Widow
(332-388)

Saint Monica, the mother of Saint Augustine, was born in 332 of a Christian family of the ancient city of Tagasta in northern Africa. After a girlhood of singular innocence and piety, she was given in marriage to Patricius, a pagan.

She at once devoted herself to his conversion, praying for him always and winning his reverence and love by the holiness of her life and her affectionate forbearance. She was rewarded by seeing him baptized a year before his death.

When her son Augustine went astray in faith and habits, her prayers and tears were incessant.

She once begged a learned bishop that he would talk to her son, in order to bring him to a better disposition, but he declined, despairing of success with a young man at once so gifted and so headstrong.

At the sight of her prayers and tears, he nonetheless bade her be of good courage, for it could not happen that the child of those tears should perish.

Augustine, by going to Italy, was able for a time to free himself from his mother’s importunities, but he could not escape from her prayers, which encompassed him like the providence of God.

She followed him to Italy; and there, by his marvelous conversion, her sorrow was turned into joy.

At Ostia, shortly before they were to re-embark for Africa, Augustine and his mother sat at a window conversing on the life of the blessed.

She turned to him and said, My son, there is nothing now I care for in this life. What I shall now do, or why I remain on this earth, I know not. The one reason I had for wishing to linger in this life a little longer was that I might see you a Catholic Christian before I died. This grace God has granted me superabundantly, seeing you reject earthly happiness to become His servant.

A few days afterwards she had an attack of fever and died at the age of fifty-six, in the year 388.

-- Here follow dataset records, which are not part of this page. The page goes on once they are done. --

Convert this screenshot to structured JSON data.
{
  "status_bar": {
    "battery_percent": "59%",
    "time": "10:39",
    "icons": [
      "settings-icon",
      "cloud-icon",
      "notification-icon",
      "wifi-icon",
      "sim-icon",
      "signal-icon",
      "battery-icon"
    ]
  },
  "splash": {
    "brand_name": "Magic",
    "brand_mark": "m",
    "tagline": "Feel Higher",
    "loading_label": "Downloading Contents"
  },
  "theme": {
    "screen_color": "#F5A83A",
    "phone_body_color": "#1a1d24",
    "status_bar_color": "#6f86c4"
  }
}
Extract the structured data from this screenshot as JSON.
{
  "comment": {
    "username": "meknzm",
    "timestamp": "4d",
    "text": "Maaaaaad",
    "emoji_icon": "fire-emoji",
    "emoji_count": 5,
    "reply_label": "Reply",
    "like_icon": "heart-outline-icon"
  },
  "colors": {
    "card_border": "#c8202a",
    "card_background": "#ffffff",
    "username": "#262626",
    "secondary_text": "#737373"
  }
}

(SOURCE: Les Petits Bollandistes: Vies des Saints, by Msgr. Paul GuĂ©rin (Bloud et Barral: Paris, 1882), Vol. 5; Little Pictorial Lives of the Saints, a compilation based on Butler’s Lives of the Saints and other sources by John Gilmary Shea (Benziger Brothers: New York, 1894))